In the biggest overhaul that Section 1 has seen in quite a few years, there will be eight new boys soccer coaches debuting when the 2014 season begins next week.
Jarohan Garcia has taken over at New Rochelle, Jack Gigli at White Plains, Paul Brooks at Scarsdale, Jonathan Weinstein at Croton-Harmon, Jon Iasillo at Peekskill, Chris Pietris at Somers and Dan Smith at Westlake. With all the new faces on the sidelines, the most notable may be Keren Larkin at Carmel.
Larkin is now the second active female to coach a boys soccer team in Section 1, along with Yonkers’ Janet Ryan.
“I know these are good coaches who’ll make us a better team,” said senior striker Sebastian Lopez, referring to Larkin and new assistant Jim Cancellaro.
New Ro and White Plains moving on: With new coaches taking over at New Rochelle and White Plains, both programs are focused on moving on from last season’s incident that left White Plains midfielder Ozzie Escobedo with a broken jaw.
During a gamelast Oct. 10, New Rochelle’s Stefedson Dieudonne threw a punch at Escobedo and was arrested and charged with third-degree assault.
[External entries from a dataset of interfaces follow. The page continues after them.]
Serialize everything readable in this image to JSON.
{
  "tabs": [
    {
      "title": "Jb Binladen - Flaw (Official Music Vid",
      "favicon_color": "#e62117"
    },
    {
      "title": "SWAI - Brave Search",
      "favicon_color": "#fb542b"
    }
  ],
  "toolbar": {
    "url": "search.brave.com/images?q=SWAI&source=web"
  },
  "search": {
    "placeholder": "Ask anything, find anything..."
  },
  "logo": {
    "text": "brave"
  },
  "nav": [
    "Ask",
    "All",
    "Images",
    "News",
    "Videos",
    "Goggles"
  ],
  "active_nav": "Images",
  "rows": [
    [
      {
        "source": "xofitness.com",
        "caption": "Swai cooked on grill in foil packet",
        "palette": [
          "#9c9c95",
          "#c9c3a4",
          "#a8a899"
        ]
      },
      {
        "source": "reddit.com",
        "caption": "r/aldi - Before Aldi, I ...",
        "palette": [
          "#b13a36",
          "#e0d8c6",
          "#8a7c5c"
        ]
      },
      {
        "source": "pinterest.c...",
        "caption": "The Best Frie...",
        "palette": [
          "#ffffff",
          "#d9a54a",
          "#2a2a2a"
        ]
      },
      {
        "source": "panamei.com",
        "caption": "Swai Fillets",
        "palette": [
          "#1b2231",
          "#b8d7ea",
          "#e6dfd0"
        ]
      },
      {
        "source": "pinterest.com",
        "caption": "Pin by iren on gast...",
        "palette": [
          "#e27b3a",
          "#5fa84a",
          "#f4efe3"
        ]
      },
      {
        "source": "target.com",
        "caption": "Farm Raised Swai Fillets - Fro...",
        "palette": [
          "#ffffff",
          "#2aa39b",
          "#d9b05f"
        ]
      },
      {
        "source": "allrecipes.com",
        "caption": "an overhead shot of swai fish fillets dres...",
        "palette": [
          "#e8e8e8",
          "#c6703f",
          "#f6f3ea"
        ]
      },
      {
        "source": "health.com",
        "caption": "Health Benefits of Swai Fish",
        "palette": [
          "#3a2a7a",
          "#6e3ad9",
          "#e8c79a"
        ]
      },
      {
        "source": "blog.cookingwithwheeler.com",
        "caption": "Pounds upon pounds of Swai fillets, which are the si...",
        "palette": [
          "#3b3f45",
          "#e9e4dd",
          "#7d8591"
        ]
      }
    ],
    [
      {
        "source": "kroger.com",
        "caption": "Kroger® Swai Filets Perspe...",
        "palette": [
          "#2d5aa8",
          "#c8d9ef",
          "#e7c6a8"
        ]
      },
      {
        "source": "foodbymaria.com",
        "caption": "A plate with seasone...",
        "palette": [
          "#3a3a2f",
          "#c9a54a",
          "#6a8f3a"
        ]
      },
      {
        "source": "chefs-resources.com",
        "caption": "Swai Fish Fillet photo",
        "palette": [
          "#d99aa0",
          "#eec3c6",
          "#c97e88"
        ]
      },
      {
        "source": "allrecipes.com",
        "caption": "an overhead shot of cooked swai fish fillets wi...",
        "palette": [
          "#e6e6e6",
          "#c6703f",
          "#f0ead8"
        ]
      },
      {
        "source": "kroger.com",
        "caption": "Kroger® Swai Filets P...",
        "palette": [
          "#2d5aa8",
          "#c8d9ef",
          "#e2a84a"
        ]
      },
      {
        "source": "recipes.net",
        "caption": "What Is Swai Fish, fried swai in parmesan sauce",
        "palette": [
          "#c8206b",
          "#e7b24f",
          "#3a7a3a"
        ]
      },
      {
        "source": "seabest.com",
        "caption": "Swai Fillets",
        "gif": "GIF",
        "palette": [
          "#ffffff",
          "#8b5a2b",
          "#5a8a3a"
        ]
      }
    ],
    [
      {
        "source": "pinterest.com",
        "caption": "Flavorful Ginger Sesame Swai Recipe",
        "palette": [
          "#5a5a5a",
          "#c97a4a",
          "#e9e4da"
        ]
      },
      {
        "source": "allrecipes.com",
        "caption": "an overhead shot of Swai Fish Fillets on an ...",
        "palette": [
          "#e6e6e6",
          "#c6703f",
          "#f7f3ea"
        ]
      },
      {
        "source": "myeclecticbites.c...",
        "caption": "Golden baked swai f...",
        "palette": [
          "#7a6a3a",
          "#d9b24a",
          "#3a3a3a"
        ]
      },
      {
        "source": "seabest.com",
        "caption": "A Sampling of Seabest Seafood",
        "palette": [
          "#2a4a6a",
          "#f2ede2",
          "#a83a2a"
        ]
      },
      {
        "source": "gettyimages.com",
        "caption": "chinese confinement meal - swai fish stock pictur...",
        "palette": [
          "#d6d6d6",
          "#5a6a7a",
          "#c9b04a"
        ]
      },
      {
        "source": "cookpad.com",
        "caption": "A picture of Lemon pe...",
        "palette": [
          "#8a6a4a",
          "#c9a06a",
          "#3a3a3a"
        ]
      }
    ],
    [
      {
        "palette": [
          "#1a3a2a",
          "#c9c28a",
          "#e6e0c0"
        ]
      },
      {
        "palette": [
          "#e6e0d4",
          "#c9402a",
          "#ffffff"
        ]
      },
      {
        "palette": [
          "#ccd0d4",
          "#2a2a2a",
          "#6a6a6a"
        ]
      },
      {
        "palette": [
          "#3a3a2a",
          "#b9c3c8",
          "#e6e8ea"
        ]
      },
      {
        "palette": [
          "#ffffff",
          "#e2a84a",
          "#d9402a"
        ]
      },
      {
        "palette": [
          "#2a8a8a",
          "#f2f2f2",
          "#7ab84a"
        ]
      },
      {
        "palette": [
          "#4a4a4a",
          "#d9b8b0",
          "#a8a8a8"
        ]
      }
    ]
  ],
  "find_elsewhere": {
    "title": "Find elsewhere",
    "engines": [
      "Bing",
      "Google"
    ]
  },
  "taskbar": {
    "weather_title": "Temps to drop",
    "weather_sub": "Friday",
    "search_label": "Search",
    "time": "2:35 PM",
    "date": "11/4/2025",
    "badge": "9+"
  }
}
It left both programs searching for answers, with both Garcia at New Ro and Gigli at White Plains addressing the issue with their new teams.
“We’ve instilled a completely new attitude towards the kids,” Garcia said. “To us, it’s just going to be one more game. I’ve told the kids, ‘I want you to be competitive. I want you to want it more than they do, but we’re going to be clean. Someone knocks you down, you get up, clean yourself and keep playing. You knock somebody down, you extend your hand, you pick them up and you keep playing.’ That’s it, because at the end of the day, it’s just a game.”
Where’s the offense at Spring Valley? After a breakout, 13-4 season in 2013, Spring Valley is in danger of taking a step back this year if it can’t find a way to replace 51 goals.
That’s the total Karlyl Simon, Kevin Quito and Rooben Michel scored last season, but each has since graduated. All five of the Tigers’ All-County players are now gone, leaving coach Ryan Marcus with a squad composed of mostly underclassmen. Yet, Marcus remains confident, as Spring Valley will bump down from Class AA to the less competitive Class A this year.
“I think, as young as we are, this is one of the most talented groups that I’ve had in my six seasons here,” he said. “There’s guys that really have the heart and the passion; they work hard every practice, they keep getting better and they love the game just as much as I do.”
‘We refer to them as just students’: Three years after the U.S. Academy decided that any players involved with the national feeder program cannot participate in high school sports, local teams continue to have their talent pool watered down.
Perhaps no team was hit as hard this season as Byram Hills, which coach Matty Allen said lost seven players who opted for the academy route.
“I think the players look at it as a challenge,” Allen said of his team. “It makes them angry. They want to play with their peers, but on the other hand, I think it will make us stronger. The whole idea this year is that once we step foot on the field, we’re going to play with the 25 guys we have, and the academy players can sit up in the stands. We don’t refer to them as academy players. We refer to them as just students.”
Key additions: After reaching the Class A title game last season, Pearl River will have a couple of transfers who may help make up for the losses of several key players. Forward Matt Russell joins the varsity team this year after transferring from Albertus Magnus and Craig McDonald left his U.S. Academy team to play for the Pirates.
In Westchester, Mamaroneck hopes to benefit from the arrival of Yeison Banegas, a transfer from Honduras.
Mike Zacchio and Nancy Haggerty contributed to this report